──────── Study material ────────

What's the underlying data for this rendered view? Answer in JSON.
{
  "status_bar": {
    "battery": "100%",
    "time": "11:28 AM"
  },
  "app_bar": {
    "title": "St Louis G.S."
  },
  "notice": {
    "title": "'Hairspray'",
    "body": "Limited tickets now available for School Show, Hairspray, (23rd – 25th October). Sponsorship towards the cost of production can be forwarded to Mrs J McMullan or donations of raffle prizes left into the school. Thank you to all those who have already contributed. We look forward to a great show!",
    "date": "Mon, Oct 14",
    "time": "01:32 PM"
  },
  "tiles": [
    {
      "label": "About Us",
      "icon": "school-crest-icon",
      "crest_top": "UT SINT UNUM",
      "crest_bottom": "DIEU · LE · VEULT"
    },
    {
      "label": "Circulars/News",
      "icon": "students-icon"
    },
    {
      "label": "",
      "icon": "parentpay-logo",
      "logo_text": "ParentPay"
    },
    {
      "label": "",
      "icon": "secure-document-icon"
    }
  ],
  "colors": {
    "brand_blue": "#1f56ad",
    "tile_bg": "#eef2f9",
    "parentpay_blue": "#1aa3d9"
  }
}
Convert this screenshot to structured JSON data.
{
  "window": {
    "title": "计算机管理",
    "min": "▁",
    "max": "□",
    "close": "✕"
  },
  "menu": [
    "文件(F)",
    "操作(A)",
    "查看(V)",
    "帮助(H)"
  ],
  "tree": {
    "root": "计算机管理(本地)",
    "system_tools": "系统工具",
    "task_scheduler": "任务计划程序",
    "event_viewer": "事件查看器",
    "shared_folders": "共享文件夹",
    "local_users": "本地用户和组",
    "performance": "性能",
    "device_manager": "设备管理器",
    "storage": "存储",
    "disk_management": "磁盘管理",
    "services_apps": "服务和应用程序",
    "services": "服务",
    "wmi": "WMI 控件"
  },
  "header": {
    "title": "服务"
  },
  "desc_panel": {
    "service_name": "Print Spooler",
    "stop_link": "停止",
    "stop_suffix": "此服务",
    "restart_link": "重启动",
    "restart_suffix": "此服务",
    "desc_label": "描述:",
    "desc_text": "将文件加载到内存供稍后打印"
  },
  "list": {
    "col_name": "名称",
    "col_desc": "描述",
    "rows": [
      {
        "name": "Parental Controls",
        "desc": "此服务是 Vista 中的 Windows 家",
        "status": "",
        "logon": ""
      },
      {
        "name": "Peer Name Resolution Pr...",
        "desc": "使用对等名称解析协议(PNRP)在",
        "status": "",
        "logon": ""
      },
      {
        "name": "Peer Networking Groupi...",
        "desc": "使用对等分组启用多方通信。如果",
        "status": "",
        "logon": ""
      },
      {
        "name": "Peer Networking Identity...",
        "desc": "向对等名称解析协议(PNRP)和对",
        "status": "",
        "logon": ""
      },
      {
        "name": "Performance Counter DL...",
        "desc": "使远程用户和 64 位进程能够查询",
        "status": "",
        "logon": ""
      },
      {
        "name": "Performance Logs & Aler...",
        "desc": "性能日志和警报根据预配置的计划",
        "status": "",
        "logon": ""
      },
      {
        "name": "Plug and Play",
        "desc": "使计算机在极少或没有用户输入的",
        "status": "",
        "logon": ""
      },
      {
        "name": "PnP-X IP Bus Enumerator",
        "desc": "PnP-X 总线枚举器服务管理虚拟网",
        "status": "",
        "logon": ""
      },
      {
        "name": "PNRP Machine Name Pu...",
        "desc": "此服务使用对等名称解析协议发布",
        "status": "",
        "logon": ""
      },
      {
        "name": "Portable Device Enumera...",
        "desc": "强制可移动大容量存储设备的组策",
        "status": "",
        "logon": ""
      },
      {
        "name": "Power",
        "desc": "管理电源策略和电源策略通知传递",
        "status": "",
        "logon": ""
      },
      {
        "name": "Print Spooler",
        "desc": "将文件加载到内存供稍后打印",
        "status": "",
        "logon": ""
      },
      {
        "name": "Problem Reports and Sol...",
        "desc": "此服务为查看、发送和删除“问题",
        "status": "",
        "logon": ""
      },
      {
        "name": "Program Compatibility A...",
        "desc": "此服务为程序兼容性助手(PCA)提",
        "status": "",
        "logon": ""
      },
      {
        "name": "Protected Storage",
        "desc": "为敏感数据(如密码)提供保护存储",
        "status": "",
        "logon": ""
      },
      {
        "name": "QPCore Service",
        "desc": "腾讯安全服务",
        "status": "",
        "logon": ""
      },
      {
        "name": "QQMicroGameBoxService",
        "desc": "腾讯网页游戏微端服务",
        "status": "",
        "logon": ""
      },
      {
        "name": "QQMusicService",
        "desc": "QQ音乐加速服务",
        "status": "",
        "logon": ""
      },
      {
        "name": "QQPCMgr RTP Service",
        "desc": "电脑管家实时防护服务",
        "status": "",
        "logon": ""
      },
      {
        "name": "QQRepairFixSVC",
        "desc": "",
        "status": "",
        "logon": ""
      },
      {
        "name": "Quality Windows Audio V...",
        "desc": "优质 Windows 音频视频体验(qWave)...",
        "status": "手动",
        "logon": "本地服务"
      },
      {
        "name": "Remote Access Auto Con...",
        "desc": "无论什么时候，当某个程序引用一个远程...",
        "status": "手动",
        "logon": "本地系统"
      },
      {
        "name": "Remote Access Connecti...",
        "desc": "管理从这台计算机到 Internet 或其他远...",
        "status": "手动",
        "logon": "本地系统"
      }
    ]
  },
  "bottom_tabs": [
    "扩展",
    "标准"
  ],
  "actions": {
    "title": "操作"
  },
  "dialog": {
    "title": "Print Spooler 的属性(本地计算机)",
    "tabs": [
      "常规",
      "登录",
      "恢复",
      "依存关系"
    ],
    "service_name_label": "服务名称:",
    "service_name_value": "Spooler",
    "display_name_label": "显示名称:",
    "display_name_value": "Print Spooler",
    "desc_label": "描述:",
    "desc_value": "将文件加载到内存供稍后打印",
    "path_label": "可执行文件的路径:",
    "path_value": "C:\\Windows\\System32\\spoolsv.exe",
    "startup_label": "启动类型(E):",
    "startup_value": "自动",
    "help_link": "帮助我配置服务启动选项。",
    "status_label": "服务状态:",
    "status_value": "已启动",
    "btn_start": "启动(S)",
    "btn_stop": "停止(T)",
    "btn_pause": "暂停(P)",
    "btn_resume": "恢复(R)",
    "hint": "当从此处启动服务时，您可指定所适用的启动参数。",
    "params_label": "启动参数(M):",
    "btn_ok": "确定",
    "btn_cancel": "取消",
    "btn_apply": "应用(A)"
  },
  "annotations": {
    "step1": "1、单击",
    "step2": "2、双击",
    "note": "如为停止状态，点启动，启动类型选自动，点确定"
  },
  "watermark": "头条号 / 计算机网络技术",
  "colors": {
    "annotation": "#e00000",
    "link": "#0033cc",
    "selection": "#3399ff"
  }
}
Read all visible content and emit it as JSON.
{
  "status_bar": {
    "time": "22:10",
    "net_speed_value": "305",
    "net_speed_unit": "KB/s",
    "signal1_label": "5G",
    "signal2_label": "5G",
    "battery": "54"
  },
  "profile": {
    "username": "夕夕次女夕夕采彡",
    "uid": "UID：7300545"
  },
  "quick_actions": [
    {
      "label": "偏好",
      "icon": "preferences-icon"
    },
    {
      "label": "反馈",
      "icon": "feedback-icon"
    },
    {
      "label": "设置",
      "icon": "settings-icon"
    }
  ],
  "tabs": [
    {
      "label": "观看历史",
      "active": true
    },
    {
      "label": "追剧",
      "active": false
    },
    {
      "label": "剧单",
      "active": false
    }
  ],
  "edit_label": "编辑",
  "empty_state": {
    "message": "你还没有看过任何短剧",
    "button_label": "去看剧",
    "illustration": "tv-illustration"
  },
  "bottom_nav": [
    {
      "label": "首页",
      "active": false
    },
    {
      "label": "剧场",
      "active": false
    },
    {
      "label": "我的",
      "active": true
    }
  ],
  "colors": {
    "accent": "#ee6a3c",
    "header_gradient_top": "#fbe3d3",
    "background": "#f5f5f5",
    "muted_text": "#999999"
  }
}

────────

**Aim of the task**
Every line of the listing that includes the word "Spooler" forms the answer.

**Solved exercise**
    "service_name": "Print Spooler",
        "name": "Print Spooler",
    "title": "Print Spooler 的属性(本地计算机)",
    "service_name_value": "Spooler",
    "display_name_value": "Print Spooler",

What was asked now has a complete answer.